It was a wonderful home. Opulent. Full of gifts and lots of people around. I had lots and lots of toys and tons of books. We didn’t have books after that, and I missed them badly. Seeing the house reminds me of the sadness and the years when I wanted to go back home so badly.
Joy Kogawa, 1991

Kogawa Homestead Committee

The Kogawa Homestead Committee worked to acquire safeguards and asked the City of Vancouver to declare the home a heritage site.[12] They set up a website (, fundraised and sent press releases to newspapers and magazines across Canada. Unfortunately, the campaign failed to gather the necessary funds, and the house was sold to an individual who hoped to use it as a rental property.[13]

December 2003 Newspaper Clipping

Thinking it had failed, the Committee changed focus to the cherry tree behind the house. They propagated grafts to grow on as saplings for planting around the City, including at City Hall. Joy Kogawa began to write a picture book about the tree, later published as Naomi’s Tree.

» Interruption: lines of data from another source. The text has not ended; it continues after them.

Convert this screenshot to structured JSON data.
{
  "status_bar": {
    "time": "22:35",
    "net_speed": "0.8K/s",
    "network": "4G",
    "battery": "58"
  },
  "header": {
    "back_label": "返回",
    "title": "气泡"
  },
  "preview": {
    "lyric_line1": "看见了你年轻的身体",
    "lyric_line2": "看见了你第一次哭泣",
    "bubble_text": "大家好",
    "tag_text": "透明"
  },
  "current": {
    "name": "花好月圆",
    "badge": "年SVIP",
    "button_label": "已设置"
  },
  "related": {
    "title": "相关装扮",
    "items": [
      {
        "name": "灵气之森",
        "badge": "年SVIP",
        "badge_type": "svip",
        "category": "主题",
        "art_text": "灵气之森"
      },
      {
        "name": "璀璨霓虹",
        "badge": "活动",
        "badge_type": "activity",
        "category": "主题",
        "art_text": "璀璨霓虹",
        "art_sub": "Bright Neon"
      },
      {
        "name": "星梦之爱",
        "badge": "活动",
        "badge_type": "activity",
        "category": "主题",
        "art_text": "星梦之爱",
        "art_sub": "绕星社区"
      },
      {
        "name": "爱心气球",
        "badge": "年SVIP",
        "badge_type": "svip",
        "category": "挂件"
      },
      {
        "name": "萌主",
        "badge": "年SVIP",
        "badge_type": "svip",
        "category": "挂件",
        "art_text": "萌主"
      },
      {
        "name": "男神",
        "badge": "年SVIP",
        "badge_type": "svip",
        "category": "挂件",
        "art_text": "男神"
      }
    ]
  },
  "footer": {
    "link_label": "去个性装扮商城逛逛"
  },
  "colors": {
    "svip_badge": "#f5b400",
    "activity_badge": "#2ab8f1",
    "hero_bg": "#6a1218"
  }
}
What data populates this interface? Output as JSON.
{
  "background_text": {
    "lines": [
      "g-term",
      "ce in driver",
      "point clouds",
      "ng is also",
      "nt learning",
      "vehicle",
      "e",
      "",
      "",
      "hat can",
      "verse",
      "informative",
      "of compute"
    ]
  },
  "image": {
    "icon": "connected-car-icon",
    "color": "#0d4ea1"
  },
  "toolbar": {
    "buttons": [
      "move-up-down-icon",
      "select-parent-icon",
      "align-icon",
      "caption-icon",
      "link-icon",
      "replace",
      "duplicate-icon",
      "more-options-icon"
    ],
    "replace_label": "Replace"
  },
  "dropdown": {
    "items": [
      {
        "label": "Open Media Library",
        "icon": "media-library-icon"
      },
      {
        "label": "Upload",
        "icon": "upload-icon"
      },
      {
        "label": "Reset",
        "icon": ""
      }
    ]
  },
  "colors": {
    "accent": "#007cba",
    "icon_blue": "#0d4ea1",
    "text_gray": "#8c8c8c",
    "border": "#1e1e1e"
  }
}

The Committee went into hiatus when its wish to have the property designated as a heritage site did not materialize; instead, as it turns out, Heritage staff added a note to the property file to contact the committee if any request for demolition came through.

City Heritage staff also intervened when the owner began to renovate and removed original wood windows from the front façade. Windows were rushed off to storage at Nikkei National Museum and Cultural Centre in Burnaby and the owner agreed to hold off on further renovations for the time being.

The Kogawa Homestead Committee was now willing to wait as they intended to purchase the home later should it ever go on sale.[14]

Obasan’s Home

A December 22, 2003 Maclean’s article titled “That’s Obasan’s Home” highlights the goals of preserving the home and quotes then Kogawa Homestead Committee member Linda Ohama who points out the home’s symbolic importance, “Joy has brought that whole subject of what happened to the Japanese Canadians to the forefront in her literary work. So the house is a symbol – not only for Joy, but I think for our whole community – that our history makes it important enough to be saved for future reference.”[15]

The awareness generated would become crucial when the campaign was reignited in 2005.

The house is a symbol – not only for Joy, but I think for our whole community – that our history makes it important enough to be saved for future reference.
Linda Ohama, Kogawa Homestead Committee

[10] Gregory Dean Gibson, “Moving Forward: The ‘Save the Kogawa House’ Campaign and Reconciliatory Politics in Canada,” Electronic Theses and Dissertations University of British Columbia, 30.

[11] Gibson, “Moving Forward,” 30.

[12] Gibson, “Moving Forward,” 31.

[13] Gibson, “Moving Forward,” 31.

[14] Gibson, “Moving Forward,” 32.

[15] Barbara Wickens, “That’s Obasan’s Home,” Macleans, December 22, 2003, 36.